First Group already operates electric buses in Leeds, Glasgow and York, as well as a 99-strong bio-methane fleet in Bristol and the world’s first hydrogen double-decker in Aberdeen, its home city. The company is also running separate trials of electric buses made by rival manufacturers, including BYD ADL, Switch Mobility (formerly Optare) and Yutong.
Scheduled to start in the autumn, the Arrival electric bus trials will involve four of the first vehicles being produced at Arrival’s research and development facility in Banbury, Oxfordshire, which opened last year. The manufacturer hopes to be building up to 11,000 buses per year by 2024 and is also considering a number of new sites for factories within the UK.
As well as a secondary facility at Bicester, also in Oxfordshire, Arrival has started work on a factory in Rock Hill, South Carolina, as it prepares a reverse listing on the Nasdaq stock exchange in New York at a valuation of $5.4bn (£3.9bn).
Arrival, which now employs more than 1,400 people, was founded in 2014 by Denis Sverdlov, a Russian telecoms entrepreneur. The company is using ‘micro factory’ facilities that breaks with the traditional model of large scale production lines, by using robots to assemble vehicles in ‘cells’.
It is anticipated that Arrival’s electric buses will be priced much like diesel equivalent versions, although the business estimates that the total cost of ownership will be significantly less because of lower fuel and maintenance costs. The range of its vehicles has not been disclosed but Arrival said they should be able to handle most urban routes.
The single-deck vehicle has a passenger seating capacity of 36 with a single front door and a flat floor for enhanced accessibility and more standing space. Arrival estimates that the bus is around 40% lighter than alternative battery-electric equivalents, through the use of common suspension front and rear and common wheels and tyres. It has the option of both AC and DC charging and has 310.8kWh energy storage capacity.
Commenting on the forthcoming trials with Arrival, First Bus managing director, Janette Bell, said, “As leaders in sustainable mobility, we’re excited to announce our partnership with Arrival, helping us bring some of the most innovative zero emission vehicles to the UK’s streets. We’re proud to be the first operator in the UK to trial Arrival’s electric buses and look forward to working together to accelerate the transition to zero emissions in our sector.”
John Dwight, Sales Director of Imperial Engineering, which supplies OE bus parts to First Group and hundreds of other operators across the country, said:

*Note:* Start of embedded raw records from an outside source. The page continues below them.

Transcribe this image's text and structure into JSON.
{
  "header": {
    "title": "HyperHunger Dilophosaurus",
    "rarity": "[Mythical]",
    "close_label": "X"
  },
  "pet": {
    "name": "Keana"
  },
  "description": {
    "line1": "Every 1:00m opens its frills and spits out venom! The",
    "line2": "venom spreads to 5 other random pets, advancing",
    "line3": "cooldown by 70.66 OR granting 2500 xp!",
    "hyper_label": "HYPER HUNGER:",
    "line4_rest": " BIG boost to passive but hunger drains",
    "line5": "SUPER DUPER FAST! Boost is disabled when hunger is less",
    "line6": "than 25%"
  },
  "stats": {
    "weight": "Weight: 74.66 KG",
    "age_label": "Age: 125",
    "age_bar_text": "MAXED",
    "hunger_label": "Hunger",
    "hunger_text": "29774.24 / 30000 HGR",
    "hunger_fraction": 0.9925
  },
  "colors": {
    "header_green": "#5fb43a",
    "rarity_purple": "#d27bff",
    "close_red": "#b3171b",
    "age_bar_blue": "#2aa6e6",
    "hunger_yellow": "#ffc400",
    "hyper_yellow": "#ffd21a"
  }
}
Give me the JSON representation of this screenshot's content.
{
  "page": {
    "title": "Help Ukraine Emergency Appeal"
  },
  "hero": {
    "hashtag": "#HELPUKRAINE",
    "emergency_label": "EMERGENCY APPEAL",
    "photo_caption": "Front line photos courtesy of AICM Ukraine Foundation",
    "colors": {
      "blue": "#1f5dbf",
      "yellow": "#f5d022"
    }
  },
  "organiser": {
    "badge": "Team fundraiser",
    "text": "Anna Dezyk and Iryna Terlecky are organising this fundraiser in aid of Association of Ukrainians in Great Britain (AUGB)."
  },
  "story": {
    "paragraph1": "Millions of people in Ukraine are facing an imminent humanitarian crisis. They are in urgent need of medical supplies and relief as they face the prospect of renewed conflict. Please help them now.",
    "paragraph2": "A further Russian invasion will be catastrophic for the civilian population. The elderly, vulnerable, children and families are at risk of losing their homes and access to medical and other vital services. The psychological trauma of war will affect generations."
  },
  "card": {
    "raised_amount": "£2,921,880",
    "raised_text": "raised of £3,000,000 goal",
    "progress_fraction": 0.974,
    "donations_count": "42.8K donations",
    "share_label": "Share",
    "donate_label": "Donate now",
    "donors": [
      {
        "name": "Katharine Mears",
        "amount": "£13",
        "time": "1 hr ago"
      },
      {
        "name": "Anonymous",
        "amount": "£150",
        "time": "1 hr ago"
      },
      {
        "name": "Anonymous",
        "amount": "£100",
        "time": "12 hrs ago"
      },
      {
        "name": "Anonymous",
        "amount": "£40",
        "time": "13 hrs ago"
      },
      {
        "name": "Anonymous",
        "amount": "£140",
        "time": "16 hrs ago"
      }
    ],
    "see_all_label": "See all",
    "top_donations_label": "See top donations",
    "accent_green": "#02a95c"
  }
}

“Despite the effects of the pandemic, the bus and coach sector has again demonstrated its commitment to improve environmentally friendly services with news of this latest electric vehicle trial. As one of the UK’s leading suppliers of OE parts and components for buses and coaches, Imperial Engineering continues to adapt and expand its product range, which will ensure we respond efficiently to changes in the operator market with the uptake of more ULEV and zero emission models.”